Winter is typically seen as a time for hunkering down, resting, reading good books, sipping hot drinks, and waiting for spring. Unless of course you are a “winter person”.
As child care providers we know, young children are often “winter people”, but let’s be honest, young children are “every kind of season people”. They love mud, ice, rain, sun, and snow! We can’t very well spend all of our days inside cooped up with young children. They need the cool fresh air in their lungs and the sound of their boots crunching through the snow.
How can we become winter people for our children? Where do we find the willpower to get outside when we just want to snuggle up with our coffee and read some books?
I am not a “winter person”. I’m a “spend every day, every minute, outside in the sun kind of person.” I have to sort of force myself to find the joy and the beauty of winter for my students and even for my daughter at home. Here are some tips and tricks for anyone who finds it hard to get outside on these cold and dark days.
Evaluate yourself, your attitude, and feelings towards winter and cold. Why might you have this negative feeling towards the cold and how can you combat it? It can be helpful to try to change your mindset around winter, which might take more work, but it can be done. Instead of saying, “I don’t like the cold.” I will say, “I’m more of a summer person, but we need fresh air regardless.” We want children to thrive in and enjoy all of the seasons. We have to model a positive and hopeful outlook about all seasons to teach this to the children that we work with.
Prepare yourself. Yes, it’s cold, but a very wise woman that I know says, “there’s no such thing as bad weather, just bad clothing.” Get yourself some warm and cozy gear, some cute hats, bright gloves; whatever gets you motivated to bundle up and head outside. The right clothing and gear can make a world of a difference. Again, it’s important to model this for children. If we’re asking them to wear hats and gloves, we should be doing the same thing.
Enjoy yourself! Find things that you enjoy about heading outside in the cold. Some educators find it helpful to make outside time a part of their daily lesson plan. This will give you more of a purpose for getting outside. Winter is the perfect time for science experiments and art in the snow. I like to remind myself that getting outside is essential for my mental and physical health. I always feel better after I go outside, even if it’s a quick walk around the block.
Fun and Easy Winter Activities:
Snow Painting: Mix paint or food coloring and water in spray bottles, jars, or even rescued ketchup, mustard, and syrup bottles. Kids can sit in the snow with their jars and brushes or run around squirting and spraying.
Enjoy a Snowy Snack: Bring a blanket, a thermos full of hot cocoa, and some snacks to enjoy in the cold. Listen to the sounds of nature and predict what animals eat in the winter.
Colored Ice Balls: Fill balloons with water and paint/food coloring. Put them outside to allow them to freeze overnight. Cut the balloons off and let children stack, bury, haul, and play with their colorful ice balls!
Winter Bubbles: If it’s cold enough, take some bubbles outside and see if they freeze mid-air, or as they hit the ground!
Winter Sculptures: Make frozen sculptures using water, items from nature, toys, food coloring, paint, glitter, etc.

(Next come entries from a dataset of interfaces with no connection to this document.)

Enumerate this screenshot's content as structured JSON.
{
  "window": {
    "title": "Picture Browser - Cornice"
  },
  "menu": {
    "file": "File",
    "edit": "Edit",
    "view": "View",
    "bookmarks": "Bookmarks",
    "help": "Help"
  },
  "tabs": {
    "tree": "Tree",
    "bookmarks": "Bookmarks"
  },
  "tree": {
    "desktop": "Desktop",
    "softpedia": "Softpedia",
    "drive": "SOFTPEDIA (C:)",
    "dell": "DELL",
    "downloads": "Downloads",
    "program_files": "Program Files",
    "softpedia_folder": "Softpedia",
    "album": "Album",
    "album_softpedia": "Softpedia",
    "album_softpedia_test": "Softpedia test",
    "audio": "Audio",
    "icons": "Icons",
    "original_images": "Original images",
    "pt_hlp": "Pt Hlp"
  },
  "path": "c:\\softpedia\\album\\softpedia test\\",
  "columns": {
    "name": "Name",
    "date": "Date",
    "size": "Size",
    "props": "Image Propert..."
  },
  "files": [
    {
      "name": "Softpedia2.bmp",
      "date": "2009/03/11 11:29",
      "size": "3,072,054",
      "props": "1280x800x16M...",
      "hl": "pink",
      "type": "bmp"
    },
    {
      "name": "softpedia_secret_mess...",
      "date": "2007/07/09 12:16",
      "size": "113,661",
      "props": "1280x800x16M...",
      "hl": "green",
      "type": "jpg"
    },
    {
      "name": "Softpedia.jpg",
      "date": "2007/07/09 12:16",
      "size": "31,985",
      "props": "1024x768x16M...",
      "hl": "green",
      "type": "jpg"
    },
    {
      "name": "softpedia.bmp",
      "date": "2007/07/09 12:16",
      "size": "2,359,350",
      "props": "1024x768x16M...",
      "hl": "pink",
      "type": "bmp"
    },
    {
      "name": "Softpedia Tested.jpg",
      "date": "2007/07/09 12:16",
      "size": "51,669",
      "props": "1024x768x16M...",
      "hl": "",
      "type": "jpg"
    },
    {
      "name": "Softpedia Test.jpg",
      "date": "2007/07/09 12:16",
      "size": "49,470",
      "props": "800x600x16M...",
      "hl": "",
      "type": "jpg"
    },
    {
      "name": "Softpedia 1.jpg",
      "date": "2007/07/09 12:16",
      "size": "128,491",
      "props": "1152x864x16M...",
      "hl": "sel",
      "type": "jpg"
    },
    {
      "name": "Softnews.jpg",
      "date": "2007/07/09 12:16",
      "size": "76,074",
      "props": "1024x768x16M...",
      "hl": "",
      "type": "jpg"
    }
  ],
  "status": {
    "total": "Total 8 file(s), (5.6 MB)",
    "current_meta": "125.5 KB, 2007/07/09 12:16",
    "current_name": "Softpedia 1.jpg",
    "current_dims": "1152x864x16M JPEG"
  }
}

Simply put your items into bowls or cups or trays and leave them outside to freeze.
Winter Work: Kids love to help. Invest in some extra shovels, rakes, and scoopers. Give kids some jobs to do like clearing sidewalks, making paths, or even a big snow mountain for climbing.
Winter Scavenger Hunt: Give children a laminated checklist or a list on a clipboard to go on a scavenger hunt. Look for colors, animals, shapes, or nature items. (Printable resource below)
Meghan is a born and raised Montanan, mama to a rambunctious toddler and a bonus mom to two amazing preteens. She recently earned a Master's degree in Early Childhood Education. In addition to her position as an Early Childhood Specialist at the University of Montana, Meghan enjoys a variety of odd mix of jobs; nannying, creating and selling travel play dough kits, making essential oil blends for kids, providing families with child guidance on Facebook and Instagram, and now providing ideas and tips to child care providers in partnership with Raise Montana! Meghan is also a content contributor for 406 Families, a site dedicated to connecting families to local events and resources.